Maintaining a healthy diet may be one of the hardest things to do in life. It takes self-discipline, determination, and a will to want to be the healthiest version of yourself. Eating healthily, though, is often thought of as expensive or impossible if you don’t have a lot of money. This couldn’t be further from the truth, and doctors and nutritionists agree.
Why Should You Follow A Heart-Healthy Diet?
According to the Centers for Disease Control and Prevention (CDC), one person dies every 37 seconds in the United States from cardiovascular disease. Roughly 647,000 Americans die from heart disease each year, which equates to one in every four deaths. When you consider that diet plays a large role in your risk of developing heart disease, eating foods that are beneficial for you entire body, including your heart, is the right thing to do.
Foods You Should Eat:
- Fruits and vegetables
- Raw nuts and seeds
- Whole grains
- Liquid oils (mainly coconut, avocado, olive, and walnut oils)
- Lean proteins
Foods You Should Avoid:
- Dairy products
- Fatty or processed meats
- Trans fats
- Processed foods
- Refined sugars or grains
- Sugary drinks (soda, bottled juices, etc.)
- Sold fats
Tips For Heart-Healthy Eating On A Budget
Be Aisle Smart:
We cannot stress this point enough, people. The center aisles of the grocery store will lure you in with their packaged cookies, chips, canned foods, and frozen treats, but they are trying to trap you. Vegetables, fruits, nuts, seeds, fish, and meat are shelved around the exterior aisles of the market. The only items you should buy from the center aisles are sodium-free canned beans (black beans, garbanzo beans, or kidney beans) because they have many heart-healthy fats. You can also purchase frozen fruit, so long as there are no added sugars or preservatives.
Don’t Shop On An Empty Stomach:

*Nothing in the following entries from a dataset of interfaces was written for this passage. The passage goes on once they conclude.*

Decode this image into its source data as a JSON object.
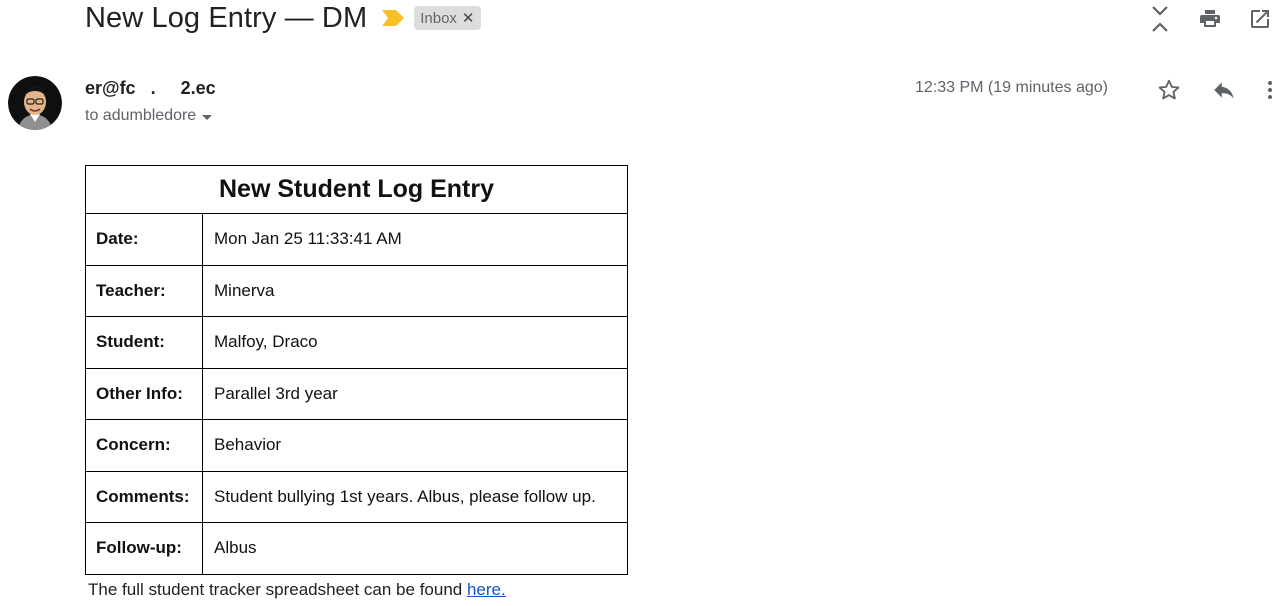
{
  "email": {
    "subject": "New Log Entry — DM",
    "label": "Inbox",
    "sender": "er@fc   .     2.ec",
    "recipient": "to adumbledore",
    "timestamp": "12:33 PM (19 minutes ago)"
  },
  "table": {
    "title": "New Student Log Entry",
    "rows": [
      {
        "key": "Date:",
        "value": "Mon Jan 25 11:33:41 AM"
      },
      {
        "key": "Teacher:",
        "value": "Minerva"
      },
      {
        "key": "Student:",
        "value": "Malfoy, Draco"
      },
      {
        "key": "Other Info:",
        "value": "Parallel 3rd year"
      },
      {
        "key": "Concern:",
        "value": "Behavior"
      },
      {
        "key": "Comments:",
        "value": "Student bullying 1st years. Albus, please follow up."
      },
      {
        "key": "Follow-up:",
        "value": "Albus"
      }
    ]
  },
  "footer": {
    "text": "The full student tracker spreadsheet can be found ",
    "link_text": "here."
  },
  "colors": {
    "importance_marker": "#f6c026",
    "link": "#1155cc",
    "icon": "#5f6368"
  },
  "icons": [
    "importance-marker-icon",
    "collapse-all-icon",
    "print-icon",
    "open-in-new-window-icon",
    "star-icon",
    "reply-icon",
    "more-options-icon",
    "dropdown-caret-icon"
  ]
}
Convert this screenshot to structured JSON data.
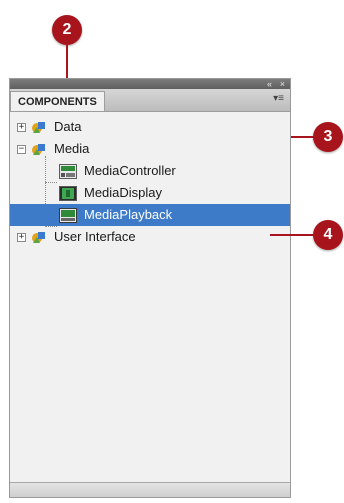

If you are trying to practice self-discipline, you will not be able to act responsibly if you shop for groceries on an empty stomach. When you’re hungry, it’s much easier to impulsively buy things that you know you shouldn’t eat. Go to the grocery store on a full stomach with a list of foods that you should buy. This will help you stick to your budget and avoid unnecessary, unhealthy items.
Be Label Smart:
Certain foods are more attractive than others. That’s just the way it is. For example, a sugary cereal is more attractive than a fiber-rich, natural grain cereal. And people buy what they are used to, so the willingness to step outside the comfort zone is another hurdle to jump over. Anytime that you purchase something with a label, you have to look at the calories, sugars, fats, cholesterol, protein, and sodium per serving. Sodium, saturated fats, trans fats, and cholesterol, should be consumed in limited quantities if you want a healthier heart.
Stop Eating Out:
Eating out frequently is a surefire way to quickly deplete your funds. Additionally, the restaurant you eat at is often controlled by impulse. But…you can cook your own meals, bring your own lunch, pack your own snacks, and still eat an unhealthy diet. Therefore, you must apply the other tips in this article to reform your diet and increase the nutritional value of your homemade meals, snacks, and more.
Home Cooking On A Budget:
Healthy eating is not complicated, although it can seem that way at first. The simplest way to ensure that all of your meals are properly portioned and heart-healthy is by meal prepping. You may find that your dollar goes a lot farther when you buy raw ingredients that make up a certain number of meals and snacks.